Thursday, October 3, 2013

An Open Letter to Parents

Dear Parents,

Please treat your children like you would treat mine. 

I watch you at ballgames putting up with my child's silliness but grabbing your child with (not so) hidden force you didn't think anyone would notice. 

I watch you in the grocery store smiling sweetly at my child while talking harshly to yours.

And I get it...I know your children push your buttons in ways mine don't have the chance to.  My children do the same to me. 

But, here's what I ask...look at your child and see mine for just a minute before you react a little too swiftly or harshly with yours.

And the flip side is true, too.

See, to your parents who are harder on everyone else while always favoring your own child, I see you, too.

I watch you assume my child must have started it because it couldn't have been your little angel. 

I watch you believe your child should get extra chances while mine should be required to follow all the rules.

Please extend the same grace to my child and give the same benefit of the doubt to him that you do to yours.

I know your kids are your kids.  My kids are mine, too...I get it.  There are no other people who I love more.  And there is not one who can hurt me more.

But just for a moment...before you decide how to respond...look at your child and think of mine and at least see how that changes things.

Another Parent

Friday, September 20, 2013

Undoing the Damage

I was raised in a mainline Protestant church.  I remain in a church of that same denomination.  I have no memories of anyone preaching about hell or damning anyone to hell personally or generically from the pulpit or anywhere else.  I remember nothing in my religious upbringing that was motivated by fear.  And as a pastor these are traditions I've chosen to continue in the churches I have served and in the life I lead. 

But this presents an interesting situation...time and time again.  I find that I am needing to learn how to have a ministry of undoing the damage that others have done.  And let me tell you, it's not easy to do. 

The number of people who have walked into my office, especially recently, struggling to see value in themselves is amazing.  And guess what they hold in common?  They were taught from the time they were young, usually by family and/or church, how little value they had apart from behaving in certain prescribed ways. 
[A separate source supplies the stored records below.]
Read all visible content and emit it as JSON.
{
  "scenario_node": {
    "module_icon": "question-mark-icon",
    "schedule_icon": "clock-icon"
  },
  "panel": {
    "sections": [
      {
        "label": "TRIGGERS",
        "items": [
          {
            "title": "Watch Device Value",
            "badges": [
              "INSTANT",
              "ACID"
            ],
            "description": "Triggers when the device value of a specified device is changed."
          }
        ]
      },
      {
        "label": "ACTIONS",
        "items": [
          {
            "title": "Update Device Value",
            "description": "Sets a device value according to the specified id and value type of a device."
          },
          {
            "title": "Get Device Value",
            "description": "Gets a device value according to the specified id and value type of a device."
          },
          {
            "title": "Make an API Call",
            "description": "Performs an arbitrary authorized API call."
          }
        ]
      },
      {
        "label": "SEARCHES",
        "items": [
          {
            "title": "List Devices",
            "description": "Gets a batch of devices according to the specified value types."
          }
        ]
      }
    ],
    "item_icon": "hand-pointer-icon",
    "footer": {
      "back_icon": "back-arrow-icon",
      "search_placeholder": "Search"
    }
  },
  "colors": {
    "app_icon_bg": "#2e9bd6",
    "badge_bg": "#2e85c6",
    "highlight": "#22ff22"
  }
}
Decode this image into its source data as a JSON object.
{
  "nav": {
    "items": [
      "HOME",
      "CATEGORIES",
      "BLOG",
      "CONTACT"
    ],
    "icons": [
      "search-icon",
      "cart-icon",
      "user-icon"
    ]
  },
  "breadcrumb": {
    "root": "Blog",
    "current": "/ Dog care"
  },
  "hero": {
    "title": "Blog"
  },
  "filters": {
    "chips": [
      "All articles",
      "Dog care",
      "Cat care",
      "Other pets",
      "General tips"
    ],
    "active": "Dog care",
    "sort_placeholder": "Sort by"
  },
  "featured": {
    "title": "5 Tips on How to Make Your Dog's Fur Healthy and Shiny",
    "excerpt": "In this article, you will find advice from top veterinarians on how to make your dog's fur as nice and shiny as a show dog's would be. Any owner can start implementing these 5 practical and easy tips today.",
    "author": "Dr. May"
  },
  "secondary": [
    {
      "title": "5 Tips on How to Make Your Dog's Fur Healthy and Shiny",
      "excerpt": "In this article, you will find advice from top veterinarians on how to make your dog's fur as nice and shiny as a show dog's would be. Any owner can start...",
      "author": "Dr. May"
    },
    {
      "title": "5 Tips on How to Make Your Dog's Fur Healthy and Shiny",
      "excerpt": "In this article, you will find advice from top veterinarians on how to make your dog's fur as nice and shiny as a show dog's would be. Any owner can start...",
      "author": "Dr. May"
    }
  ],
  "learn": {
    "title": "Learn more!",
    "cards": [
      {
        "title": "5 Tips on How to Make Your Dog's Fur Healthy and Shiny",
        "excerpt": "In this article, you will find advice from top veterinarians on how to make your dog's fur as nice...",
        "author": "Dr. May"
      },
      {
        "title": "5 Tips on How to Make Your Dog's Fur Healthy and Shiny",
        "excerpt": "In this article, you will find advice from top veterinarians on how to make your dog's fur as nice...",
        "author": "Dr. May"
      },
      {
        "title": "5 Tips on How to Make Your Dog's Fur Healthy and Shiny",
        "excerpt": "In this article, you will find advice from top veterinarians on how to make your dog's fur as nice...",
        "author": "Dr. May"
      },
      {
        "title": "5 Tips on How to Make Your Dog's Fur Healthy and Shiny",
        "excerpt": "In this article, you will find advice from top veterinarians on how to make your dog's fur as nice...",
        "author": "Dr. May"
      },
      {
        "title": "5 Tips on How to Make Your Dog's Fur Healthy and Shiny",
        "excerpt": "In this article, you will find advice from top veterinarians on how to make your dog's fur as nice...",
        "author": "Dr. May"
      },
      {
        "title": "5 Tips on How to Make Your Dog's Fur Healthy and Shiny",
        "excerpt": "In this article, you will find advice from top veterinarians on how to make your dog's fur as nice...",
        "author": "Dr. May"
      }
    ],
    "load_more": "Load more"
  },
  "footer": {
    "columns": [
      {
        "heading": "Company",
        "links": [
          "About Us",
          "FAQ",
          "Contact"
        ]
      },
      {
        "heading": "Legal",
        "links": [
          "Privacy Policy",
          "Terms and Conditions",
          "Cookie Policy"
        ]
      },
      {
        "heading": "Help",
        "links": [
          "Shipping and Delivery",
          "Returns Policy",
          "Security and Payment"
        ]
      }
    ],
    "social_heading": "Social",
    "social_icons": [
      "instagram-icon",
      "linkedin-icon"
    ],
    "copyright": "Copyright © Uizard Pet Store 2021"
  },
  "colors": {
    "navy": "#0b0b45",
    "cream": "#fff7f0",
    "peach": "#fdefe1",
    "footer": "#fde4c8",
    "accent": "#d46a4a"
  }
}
The number of people who have walked into my office, talked about some choice they made, and followed it with the comment, "And after that I was going to hell anyway, so I figured why not?"  These aren't people who themselves thought they were going to hell for their actions but people who were told by others and who because this came from people they knew and trusted just gave up hope.  They resigned themselves to hell and in doing so did everything from abandoning their relationship with God to taking on destructive habits.

But, I look at these people and all I see are beloved children of God.  I look at them and I know beyond a shadow of a doubt that they are loved and wanted by God, that they are of value - not because they follow the rules, but simply because they are created with value.  I look at them and I know that they are forgiven and that at the end of the day it is never hopeless. 

But, how do I mirror that back to them?  How do I give them my eyes or my heart through which to see themselves?  Even better, how do I give them God's? 

Each time I find myself in one of these conversations, I wish I had so much more to offer.  I wish that I could wave a magic wand and make it all better.  But, until I find that wand, I will just journey with them one step at a time and try with each moment to undo the damage that someone did to them.

And meanwhile, I will pray that each of us will pause before we belittle, before we condemn, before we say or do even the smallest thing that tells someone else that their value is conditional...I pray that we will pause and correct ourselves before we damage someone else. 

May it be so.